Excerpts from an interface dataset
•••

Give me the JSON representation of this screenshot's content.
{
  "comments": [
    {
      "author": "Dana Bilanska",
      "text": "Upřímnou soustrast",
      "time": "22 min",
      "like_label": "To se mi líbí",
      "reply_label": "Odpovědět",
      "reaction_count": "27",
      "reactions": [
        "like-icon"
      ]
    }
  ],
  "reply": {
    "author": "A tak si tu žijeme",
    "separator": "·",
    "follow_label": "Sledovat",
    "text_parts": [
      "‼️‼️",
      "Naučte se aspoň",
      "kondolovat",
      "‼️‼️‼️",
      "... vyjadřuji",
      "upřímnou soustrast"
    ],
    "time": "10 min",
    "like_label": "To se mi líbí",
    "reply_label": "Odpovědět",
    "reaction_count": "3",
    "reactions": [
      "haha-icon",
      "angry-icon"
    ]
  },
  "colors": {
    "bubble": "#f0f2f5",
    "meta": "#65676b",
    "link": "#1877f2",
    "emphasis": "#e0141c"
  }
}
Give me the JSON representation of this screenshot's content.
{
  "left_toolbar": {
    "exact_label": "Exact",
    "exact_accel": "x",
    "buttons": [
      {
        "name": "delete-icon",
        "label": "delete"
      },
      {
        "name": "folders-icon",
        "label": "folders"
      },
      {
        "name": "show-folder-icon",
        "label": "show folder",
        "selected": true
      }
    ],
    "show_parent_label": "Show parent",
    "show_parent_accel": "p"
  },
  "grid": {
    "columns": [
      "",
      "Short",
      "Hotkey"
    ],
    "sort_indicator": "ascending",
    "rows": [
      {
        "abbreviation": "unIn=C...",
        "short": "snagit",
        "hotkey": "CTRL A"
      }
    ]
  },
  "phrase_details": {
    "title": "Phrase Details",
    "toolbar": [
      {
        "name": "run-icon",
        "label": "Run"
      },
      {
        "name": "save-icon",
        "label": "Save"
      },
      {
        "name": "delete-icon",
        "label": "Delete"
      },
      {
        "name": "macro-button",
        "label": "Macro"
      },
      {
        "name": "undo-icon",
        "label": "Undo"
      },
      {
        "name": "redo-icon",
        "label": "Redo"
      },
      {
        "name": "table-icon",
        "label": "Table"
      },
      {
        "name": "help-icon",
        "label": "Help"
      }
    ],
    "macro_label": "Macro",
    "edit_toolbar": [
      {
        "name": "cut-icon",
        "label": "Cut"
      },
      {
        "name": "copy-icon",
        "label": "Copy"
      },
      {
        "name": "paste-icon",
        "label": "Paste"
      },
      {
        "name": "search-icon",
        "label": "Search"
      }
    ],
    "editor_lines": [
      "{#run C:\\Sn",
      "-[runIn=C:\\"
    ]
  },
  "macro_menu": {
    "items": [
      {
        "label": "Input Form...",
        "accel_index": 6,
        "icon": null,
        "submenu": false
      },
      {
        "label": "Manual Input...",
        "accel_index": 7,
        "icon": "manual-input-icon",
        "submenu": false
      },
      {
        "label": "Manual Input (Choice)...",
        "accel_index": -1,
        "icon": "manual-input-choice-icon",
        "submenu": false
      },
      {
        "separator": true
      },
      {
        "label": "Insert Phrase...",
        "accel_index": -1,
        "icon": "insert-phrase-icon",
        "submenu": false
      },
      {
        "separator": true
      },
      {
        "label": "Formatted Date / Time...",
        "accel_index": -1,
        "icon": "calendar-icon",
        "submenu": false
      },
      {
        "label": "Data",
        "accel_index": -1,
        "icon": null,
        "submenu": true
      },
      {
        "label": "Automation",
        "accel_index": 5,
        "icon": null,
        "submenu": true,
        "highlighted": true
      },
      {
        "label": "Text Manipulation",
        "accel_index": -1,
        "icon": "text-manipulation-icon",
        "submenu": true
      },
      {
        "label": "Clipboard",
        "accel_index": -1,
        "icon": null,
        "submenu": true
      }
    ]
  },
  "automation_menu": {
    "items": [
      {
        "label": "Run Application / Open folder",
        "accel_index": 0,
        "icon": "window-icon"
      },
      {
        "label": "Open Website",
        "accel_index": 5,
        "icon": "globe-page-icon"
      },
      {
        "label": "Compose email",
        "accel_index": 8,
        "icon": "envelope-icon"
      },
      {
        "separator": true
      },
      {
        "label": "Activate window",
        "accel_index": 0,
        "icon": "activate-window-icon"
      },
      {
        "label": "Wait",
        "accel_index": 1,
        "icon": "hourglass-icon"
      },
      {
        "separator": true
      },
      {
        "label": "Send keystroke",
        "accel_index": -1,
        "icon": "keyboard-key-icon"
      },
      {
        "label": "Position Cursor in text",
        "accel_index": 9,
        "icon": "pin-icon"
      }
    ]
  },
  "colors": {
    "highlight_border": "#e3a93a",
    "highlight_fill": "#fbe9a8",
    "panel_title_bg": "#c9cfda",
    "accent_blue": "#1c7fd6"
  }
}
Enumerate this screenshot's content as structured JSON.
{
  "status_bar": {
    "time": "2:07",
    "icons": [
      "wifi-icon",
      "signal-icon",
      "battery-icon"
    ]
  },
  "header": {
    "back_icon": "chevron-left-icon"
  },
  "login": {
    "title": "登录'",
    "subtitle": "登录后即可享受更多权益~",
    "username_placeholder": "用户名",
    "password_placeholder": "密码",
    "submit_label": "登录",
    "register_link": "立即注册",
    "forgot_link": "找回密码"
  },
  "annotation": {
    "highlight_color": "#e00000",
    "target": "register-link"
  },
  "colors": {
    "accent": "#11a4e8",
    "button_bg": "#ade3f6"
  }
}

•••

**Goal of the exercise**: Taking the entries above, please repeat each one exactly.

**Your solution**:
Give me the JSON representation of this screenshot's content.
{
  "comments": [
    {
      "author": "Dana Bilanska",
      "text": "Upřímnou soustrast",
      "time": "22 min",
      "like_label": "To se mi líbí",
      "reply_label": "Odpovědět",
      "reaction_count": "27",
      "reactions": [
        "like-icon"
      ]
    }
  ],
  "reply": {
    "author": "A tak si tu žijeme",
    "separator": "·",
    "follow_label": "Sledovat",
    "text_parts": [
      "‼️‼️",
      "Naučte se aspoň",
      "kondolovat",
      "‼️‼️‼️",
      "... vyjadřuji",
      "upřímnou soustrast"
    ],
    "time": "10 min",
    "like_label": "To se mi líbí",
    "reply_label": "Odpovědět",
    "reaction_count": "3",
    "reactions": [
      "haha-icon",
      "angry-icon"
    ]
  },
  "colors": {
    "bubble": "#f0f2f5",
    "meta": "#65676b",
    "link": "#1877f2",
    "emphasis": "#e0141c"
  }
}
Give me the JSON representation of this screenshot's content.
{
  "left_toolbar": {
    "exact_label": "Exact",
    "exact_accel": "x",
    "buttons": [
      {
        "name": "delete-icon",
        "label": "delete"
      },
      {
        "name": "folders-icon",
        "label": "folders"
      },
      {
        "name": "show-folder-icon",
        "label": "show folder",
        "selected": true
      }
    ],
    "show_parent_label": "Show parent",
    "show_parent_accel": "p"
  },
  "grid": {
    "columns": [
      "",
      "Short",
      "Hotkey"
    ],
    "sort_indicator": "ascending",
    "rows": [
      {
        "abbreviation": "unIn=C...",
        "short": "snagit",
        "hotkey": "CTRL A"
      }
    ]
  },
  "phrase_details": {
    "title": "Phrase Details",
    "toolbar": [
      {
        "name": "run-icon",
        "label": "Run"
      },
      {
        "name": "save-icon",
        "label": "Save"
      },
      {
        "name": "delete-icon",
        "label": "Delete"
      },
      {
        "name": "macro-button",
        "label": "Macro"
      },
      {
        "name": "undo-icon",
        "label": "Undo"
      },
      {
        "name": "redo-icon",
        "label": "Redo"
      },
      {
        "name": "table-icon",
        "label": "Table"
      },
      {
        "name": "help-icon",
        "label": "Help"
      }
    ],
    "macro_label": "Macro",
    "edit_toolbar": [
      {
        "name": "cut-icon",
        "label": "Cut"
      },
      {
        "name": "copy-icon",
        "label": "Copy"
      },
      {
        "name": "paste-icon",
        "label": "Paste"
      },
      {
        "name": "search-icon",
        "label": "Search"
      }
    ],
    "editor_lines": [
      "{#run C:\\Sn",
      "-[runIn=C:\\"
    ]
  },
  "macro_menu": {
    "items": [
      {
        "label": "Input Form...",
        "accel_index": 6,
        "icon": null,
        "submenu": false
      },
      {
        "label": "Manual Input...",
        "accel_index": 7,
        "icon": "manual-input-icon",
        "submenu": false
      },
      {
        "label": "Manual Input (Choice)...",
        "accel_index": -1,
        "icon": "manual-input-choice-icon",
        "submenu": false
      },
      {
        "separator": true
      },
      {
        "label": "Insert Phrase...",
        "accel_index": -1,
        "icon": "insert-phrase-icon",
        "submenu": false
      },
      {
        "separator": true
      },
      {
        "label": "Formatted Date / Time...",
        "accel_index": -1,
        "icon": "calendar-icon",
        "submenu": false
      },
      {
        "label": "Data",
        "accel_index": -1,
        "icon": null,
        "submenu": true
      },
      {
        "label": "Automation",
        "accel_index": 5,
        "icon": null,
        "submenu": true,
        "highlighted": true
      },
      {
        "label": "Text Manipulation",
        "accel_index": -1,
        "icon": "text-manipulation-icon",
        "submenu": true
      },
      {
        "label": "Clipboard",
        "accel_index": -1,
        "icon": null,
        "submenu": true
      }
    ]
  },
  "automation_menu": {
    "items": [
      {
        "label": "Run Application / Open folder",
        "accel_index": 0,
        "icon": "window-icon"
      },
      {
        "label": "Open Website",
        "accel_index": 5,
        "icon": "globe-page-icon"
      },
      {
        "label": "Compose email",
        "accel_index": 8,
        "icon": "envelope-icon"
      },
      {
        "separator": true
      },
      {
        "label": "Activate window",
        "accel_index": 0,
        "icon": "activate-window-icon"
      },
      {
        "label": "Wait",
        "accel_index": 1,
        "icon": "hourglass-icon"
      },
      {
        "separator": true
      },
      {
        "label": "Send keystroke",
        "accel_index": -1,
        "icon": "keyboard-key-icon"
      },
      {
        "label": "Position Cursor in text",
        "accel_index": 9,
        "icon": "pin-icon"
      }
    ]
  },
  "colors": {
    "highlight_border": "#e3a93a",
    "highlight_fill": "#fbe9a8",
    "panel_title_bg": "#c9cfda",
    "accent_blue": "#1c7fd6"
  }
}
Enumerate this screenshot's content as structured JSON.
{
  "status_bar": {
    "time": "2:07",
    "icons": [
      "wifi-icon",
      "signal-icon",
      "battery-icon"
    ]
  },
  "header": {
    "back_icon": "chevron-left-icon"
  },
  "login": {
    "title": "登录'",
    "subtitle": "登录后即可享受更多权益~",
    "username_placeholder": "用户名",
    "password_placeholder": "密码",
    "submit_label": "登录",
    "register_link": "立即注册",
    "forgot_link": "找回密码"
  },
  "annotation": {
    "highlight_color": "#e00000",
    "target": "register-link"
  },
  "colors": {
    "accent": "#11a4e8",
    "button_bg": "#ade3f6"
  }
}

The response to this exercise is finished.